• Activity
Below are the entries; count the lines in them that contain the word "Default" and give only the number.

----------

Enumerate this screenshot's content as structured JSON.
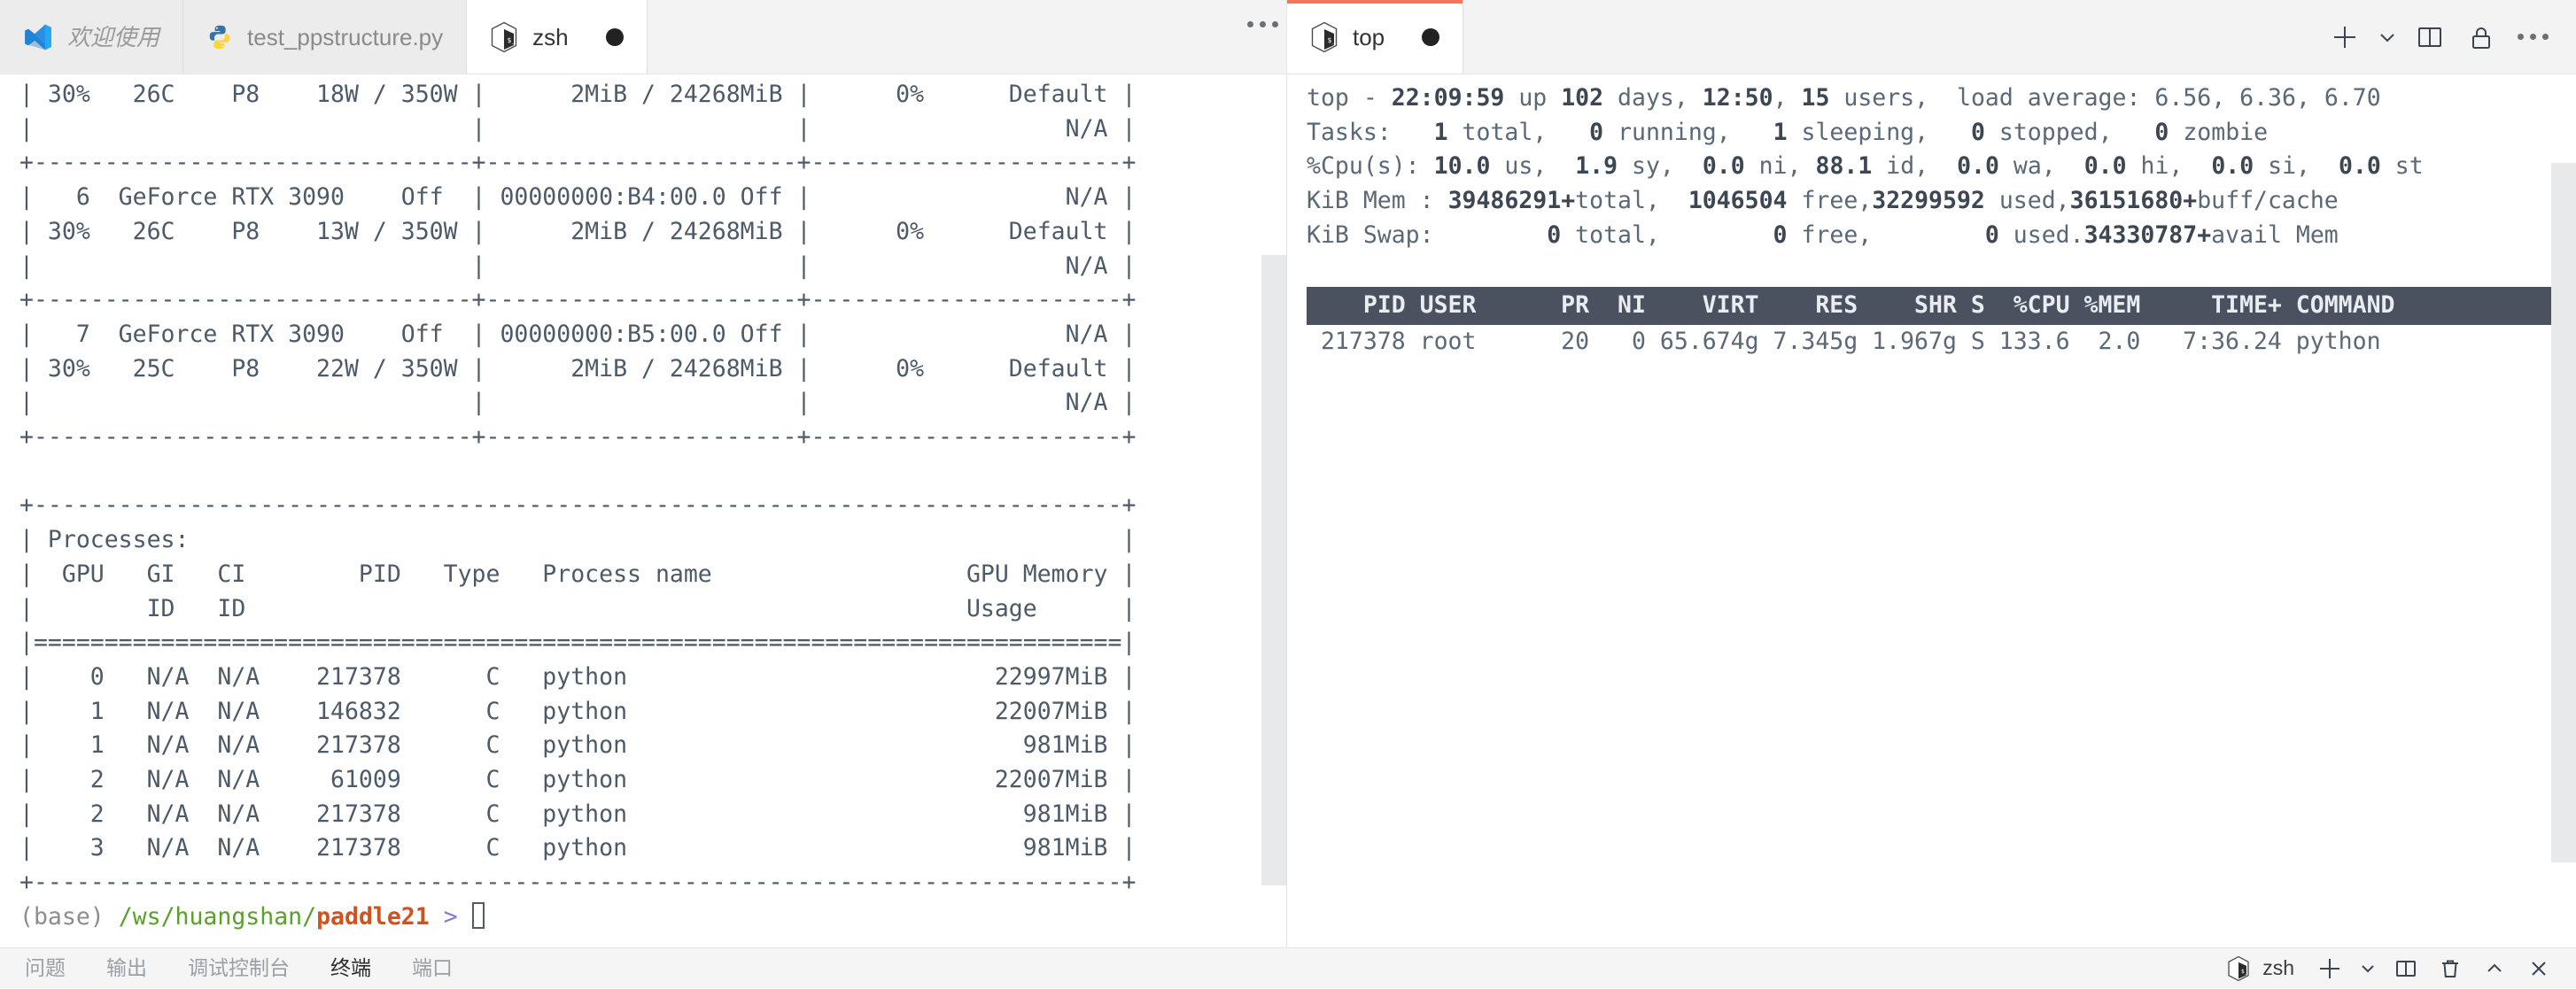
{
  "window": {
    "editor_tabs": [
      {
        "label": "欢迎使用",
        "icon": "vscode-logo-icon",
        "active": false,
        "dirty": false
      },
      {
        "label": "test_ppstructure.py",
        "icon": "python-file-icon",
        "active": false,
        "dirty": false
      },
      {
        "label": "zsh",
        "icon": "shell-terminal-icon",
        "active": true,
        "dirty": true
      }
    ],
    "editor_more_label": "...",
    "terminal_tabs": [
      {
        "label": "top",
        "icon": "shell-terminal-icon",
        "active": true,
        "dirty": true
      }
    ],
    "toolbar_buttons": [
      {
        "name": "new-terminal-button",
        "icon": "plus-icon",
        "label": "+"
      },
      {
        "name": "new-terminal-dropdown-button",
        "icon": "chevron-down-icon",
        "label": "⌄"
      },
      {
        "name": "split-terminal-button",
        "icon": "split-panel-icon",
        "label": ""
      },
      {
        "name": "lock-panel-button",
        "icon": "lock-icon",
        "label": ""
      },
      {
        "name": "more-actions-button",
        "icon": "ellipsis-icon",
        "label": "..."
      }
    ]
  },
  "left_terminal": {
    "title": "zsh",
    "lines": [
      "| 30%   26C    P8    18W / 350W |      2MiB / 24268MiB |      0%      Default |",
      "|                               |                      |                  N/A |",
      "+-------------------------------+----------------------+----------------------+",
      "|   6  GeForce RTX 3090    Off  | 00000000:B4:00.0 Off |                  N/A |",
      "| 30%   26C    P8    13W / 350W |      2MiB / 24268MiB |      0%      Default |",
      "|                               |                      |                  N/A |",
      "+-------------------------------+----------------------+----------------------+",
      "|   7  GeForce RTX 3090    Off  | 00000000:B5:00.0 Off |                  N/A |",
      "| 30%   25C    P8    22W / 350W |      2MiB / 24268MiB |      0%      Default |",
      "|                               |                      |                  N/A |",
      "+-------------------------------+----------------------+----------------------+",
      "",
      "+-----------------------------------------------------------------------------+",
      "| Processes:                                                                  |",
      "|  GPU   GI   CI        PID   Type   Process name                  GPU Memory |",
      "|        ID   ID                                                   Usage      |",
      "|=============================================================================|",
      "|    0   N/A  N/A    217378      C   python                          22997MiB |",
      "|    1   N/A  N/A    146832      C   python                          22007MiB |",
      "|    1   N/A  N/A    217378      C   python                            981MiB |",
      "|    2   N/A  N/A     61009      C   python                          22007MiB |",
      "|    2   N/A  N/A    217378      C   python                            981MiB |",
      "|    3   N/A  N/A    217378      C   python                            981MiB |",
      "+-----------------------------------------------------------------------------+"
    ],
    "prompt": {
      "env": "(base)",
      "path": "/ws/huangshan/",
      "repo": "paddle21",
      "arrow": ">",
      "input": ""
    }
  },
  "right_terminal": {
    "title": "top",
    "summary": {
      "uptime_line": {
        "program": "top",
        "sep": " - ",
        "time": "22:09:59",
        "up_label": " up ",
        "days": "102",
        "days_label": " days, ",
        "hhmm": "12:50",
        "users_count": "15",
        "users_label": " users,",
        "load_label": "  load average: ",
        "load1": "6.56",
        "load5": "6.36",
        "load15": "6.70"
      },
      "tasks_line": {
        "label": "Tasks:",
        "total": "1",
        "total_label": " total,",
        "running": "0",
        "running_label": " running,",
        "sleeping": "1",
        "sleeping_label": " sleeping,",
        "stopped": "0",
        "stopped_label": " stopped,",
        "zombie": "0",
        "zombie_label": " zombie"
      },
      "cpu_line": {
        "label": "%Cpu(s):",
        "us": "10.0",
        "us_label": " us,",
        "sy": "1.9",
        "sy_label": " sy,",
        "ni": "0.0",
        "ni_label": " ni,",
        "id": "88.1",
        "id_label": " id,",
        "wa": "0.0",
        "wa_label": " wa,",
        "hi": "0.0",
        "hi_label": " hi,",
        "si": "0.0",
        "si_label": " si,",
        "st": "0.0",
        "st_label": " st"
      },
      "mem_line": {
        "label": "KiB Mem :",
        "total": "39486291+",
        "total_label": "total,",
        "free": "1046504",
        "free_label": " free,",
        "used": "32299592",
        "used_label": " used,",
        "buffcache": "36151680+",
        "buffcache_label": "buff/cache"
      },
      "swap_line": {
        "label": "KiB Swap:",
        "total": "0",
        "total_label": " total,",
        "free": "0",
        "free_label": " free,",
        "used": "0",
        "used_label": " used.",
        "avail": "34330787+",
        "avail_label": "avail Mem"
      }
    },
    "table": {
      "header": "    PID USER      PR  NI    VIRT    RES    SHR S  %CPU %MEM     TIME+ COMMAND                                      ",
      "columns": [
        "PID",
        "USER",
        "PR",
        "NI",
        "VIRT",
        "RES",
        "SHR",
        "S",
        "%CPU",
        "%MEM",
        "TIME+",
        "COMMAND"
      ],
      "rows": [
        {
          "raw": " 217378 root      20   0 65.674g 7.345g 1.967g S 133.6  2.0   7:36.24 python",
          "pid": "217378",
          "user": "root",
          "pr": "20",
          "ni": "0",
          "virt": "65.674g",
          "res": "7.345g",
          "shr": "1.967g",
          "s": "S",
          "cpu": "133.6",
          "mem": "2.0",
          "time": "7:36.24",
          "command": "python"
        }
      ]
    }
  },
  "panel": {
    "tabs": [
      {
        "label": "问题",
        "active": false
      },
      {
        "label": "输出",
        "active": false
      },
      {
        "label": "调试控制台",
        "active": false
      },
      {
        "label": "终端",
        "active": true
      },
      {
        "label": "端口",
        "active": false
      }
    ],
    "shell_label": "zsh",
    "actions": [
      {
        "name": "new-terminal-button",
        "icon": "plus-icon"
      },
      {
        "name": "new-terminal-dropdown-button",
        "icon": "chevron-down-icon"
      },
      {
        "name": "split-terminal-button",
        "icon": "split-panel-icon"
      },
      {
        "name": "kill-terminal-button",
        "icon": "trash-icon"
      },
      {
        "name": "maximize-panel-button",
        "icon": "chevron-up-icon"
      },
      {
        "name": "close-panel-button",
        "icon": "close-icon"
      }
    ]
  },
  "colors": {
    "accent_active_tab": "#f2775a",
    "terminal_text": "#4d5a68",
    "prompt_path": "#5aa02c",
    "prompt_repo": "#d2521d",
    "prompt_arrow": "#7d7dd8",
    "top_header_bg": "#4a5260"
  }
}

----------

• Solution for this task
3